Work to be completed ▸ Output every entry below exactly, without its pictures.

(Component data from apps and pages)

•••••

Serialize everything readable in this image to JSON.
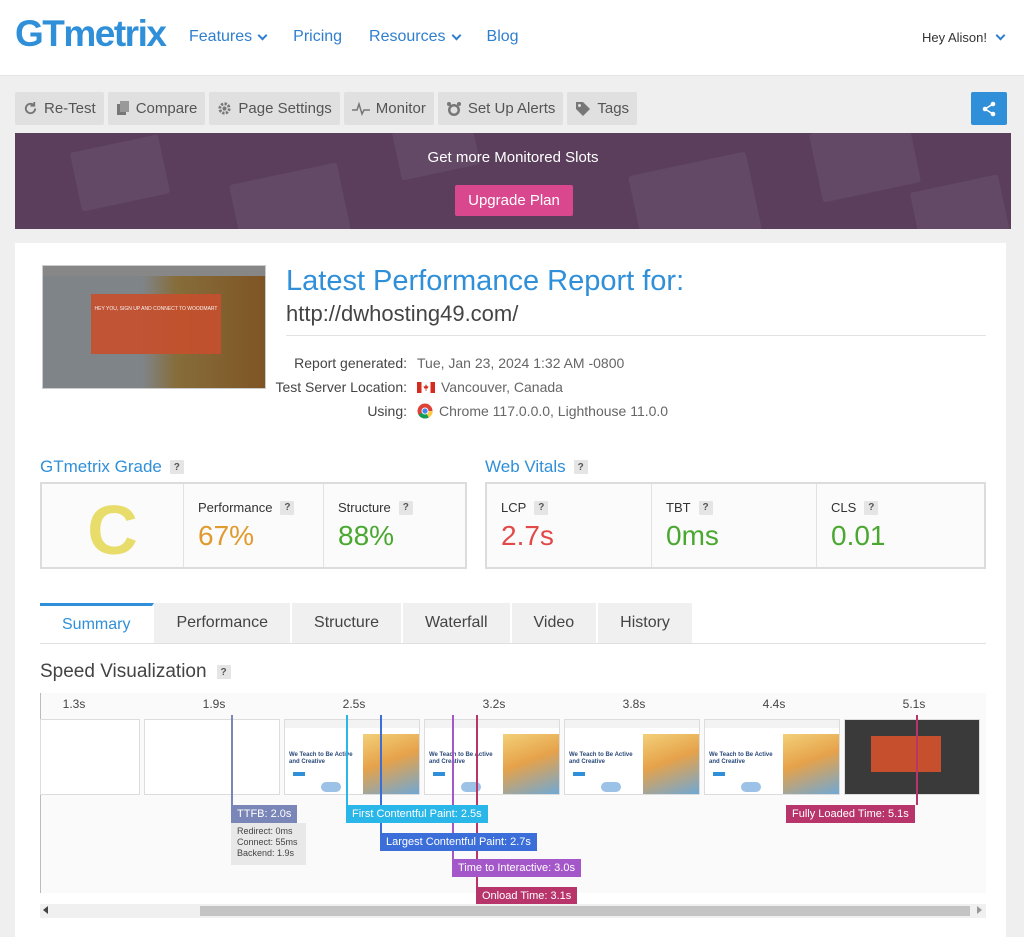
{
  "header": {
    "logo": "GTmetrix",
    "nav": [
      {
        "label": "Features",
        "dropdown": true
      },
      {
        "label": "Pricing",
        "dropdown": false
      },
      {
        "label": "Resources",
        "dropdown": true
      },
      {
        "label": "Blog",
        "dropdown": false
      }
    ],
    "user_greeting": "Hey Alison!"
  },
  "toolbar": {
    "buttons": [
      {
        "label": "Re-Test",
        "icon": "refresh-icon"
      },
      {
        "label": "Compare",
        "icon": "compare-icon"
      },
      {
        "label": "Page Settings",
        "icon": "gear-icon"
      },
      {
        "label": "Monitor",
        "icon": "pulse-icon"
      },
      {
        "label": "Set Up Alerts",
        "icon": "alarm-icon"
      },
      {
        "label": "Tags",
        "icon": "tag-icon"
      }
    ],
    "share_icon": "share-icon"
  },
  "banner": {
    "title": "Get more Monitored Slots",
    "button": "Upgrade Plan"
  },
  "report": {
    "title": "Latest Performance Report for:",
    "url": "http://dwhosting49.com/",
    "meta": [
      {
        "label": "Report generated:",
        "value": "Tue, Jan 23, 2024 1:32 AM -0800",
        "icon": ""
      },
      {
        "label": "Test Server Location:",
        "value": "Vancouver, Canada",
        "icon": "canada-flag-icon"
      },
      {
        "label": "Using:",
        "value": "Chrome 117.0.0.0, Lighthouse 11.0.0",
        "icon": "chrome-icon"
      }
    ],
    "thumbnail_text": "HEY YOU, SIGN UP AND CONNECT TO WOODMART"
  },
  "grade": {
    "heading": "GTmetrix Grade",
    "letter": "C",
    "performance_label": "Performance",
    "performance_value": "67%",
    "structure_label": "Structure",
    "structure_value": "88%"
  },
  "vitals": {
    "heading": "Web Vitals",
    "lcp_label": "LCP",
    "lcp_value": "2.7s",
    "tbt_label": "TBT",
    "tbt_value": "0ms",
    "cls_label": "CLS",
    "cls_value": "0.01"
  },
  "colors": {
    "accent": "#2f8fd8",
    "grade_c": "#e8dc6a",
    "orange": "#e09a2e",
    "green": "#4aa830",
    "red": "#e24a4a",
    "banner": "#5a3e5c",
    "upgrade": "#d9488f"
  },
  "tabs": [
    "Summary",
    "Performance",
    "Structure",
    "Waterfall",
    "Video",
    "History"
  ],
  "active_tab": "Summary",
  "speed": {
    "heading": "Speed Visualization",
    "times": [
      "1.3s",
      "1.9s",
      "2.5s",
      "3.2s",
      "3.8s",
      "4.4s",
      "5.1s"
    ],
    "frame_text": "We Teach to Be Active and Creative",
    "milestones": {
      "ttfb": "TTFB: 2.0s",
      "ttfb_redirect": "Redirect: 0ms",
      "ttfb_connect": "Connect: 55ms",
      "ttfb_backend": "Backend: 1.9s",
      "fcp": "First Contentful Paint: 2.5s",
      "lcp": "Largest Contentful Paint: 2.7s",
      "tti": "Time to Interactive: 3.0s",
      "onload": "Onload Time: 3.1s",
      "fully": "Fully Loaded Time: 5.1s"
    }
  }
}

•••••

Result below ▸
Serialize everything readable in this image to JSON.
{
  "header": {
    "logo": "GTmetrix",
    "nav": [
      {
        "label": "Features",
        "dropdown": true
      },
      {
        "label": "Pricing",
        "dropdown": false
      },
      {
        "label": "Resources",
        "dropdown": true
      },
      {
        "label": "Blog",
        "dropdown": false
      }
    ],
    "user_greeting": "Hey Alison!"
  },
  "toolbar": {
    "buttons": [
      {
        "label": "Re-Test",
        "icon": "refresh-icon"
      },
      {
        "label": "Compare",
        "icon": "compare-icon"
      },
      {
        "label": "Page Settings",
        "icon": "gear-icon"
      },
      {
        "label": "Monitor",
        "icon": "pulse-icon"
      },
      {
        "label": "Set Up Alerts",
        "icon": "alarm-icon"
      },
      {
        "label": "Tags",
        "icon": "tag-icon"
      }
    ],
    "share_icon": "share-icon"
  },
  "banner": {
    "title": "Get more Monitored Slots",
    "button": "Upgrade Plan"
  },
  "report": {
    "title": "Latest Performance Report for:",
    "url": "http://dwhosting49.com/",
    "meta": [
      {
        "label": "Report generated:",
        "value": "Tue, Jan 23, 2024 1:32 AM -0800",
        "icon": ""
      },
      {
        "label": "Test Server Location:",
        "value": "Vancouver, Canada",
        "icon": "canada-flag-icon"
      },
      {
        "label": "Using:",
        "value": "Chrome 117.0.0.0, Lighthouse 11.0.0",
        "icon": "chrome-icon"
      }
    ],
    "thumbnail_text": "HEY YOU, SIGN UP AND CONNECT TO WOODMART"
  },
  "grade": {
    "heading": "GTmetrix Grade",
    "letter": "C",
    "performance_label": "Performance",
    "performance_value": "67%",
    "structure_label": "Structure",
    "structure_value": "88%"
  },
  "vitals": {
    "heading": "Web Vitals",
    "lcp_label": "LCP",
    "lcp_value": "2.7s",
    "tbt_label": "TBT",
    "tbt_value": "0ms",
    "cls_label": "CLS",
    "cls_value": "0.01"
  },
  "colors": {
    "accent": "#2f8fd8",
    "grade_c": "#e8dc6a",
    "orange": "#e09a2e",
    "green": "#4aa830",
    "red": "#e24a4a",
    "banner": "#5a3e5c",
    "upgrade": "#d9488f"
  },
  "tabs": [
    "Summary",
    "Performance",
    "Structure",
    "Waterfall",
    "Video",
    "History"
  ],
  "active_tab": "Summary",
  "speed": {
    "heading": "Speed Visualization",
    "times": [
      "1.3s",
      "1.9s",
      "2.5s",
      "3.2s",
      "3.8s",
      "4.4s",
      "5.1s"
    ],
    "frame_text": "We Teach to Be Active and Creative",
    "milestones": {
      "ttfb": "TTFB: 2.0s",
      "ttfb_redirect": "Redirect: 0ms",
      "ttfb_connect": "Connect: 55ms",
      "ttfb_backend": "Backend: 1.9s",
      "fcp": "First Contentful Paint: 2.5s",
      "lcp": "Largest Contentful Paint: 2.7s",
      "tti": "Time to Interactive: 3.0s",
      "onload": "Onload Time: 3.1s",
      "fully": "Fully Loaded Time: 5.1s"
    }
  }
}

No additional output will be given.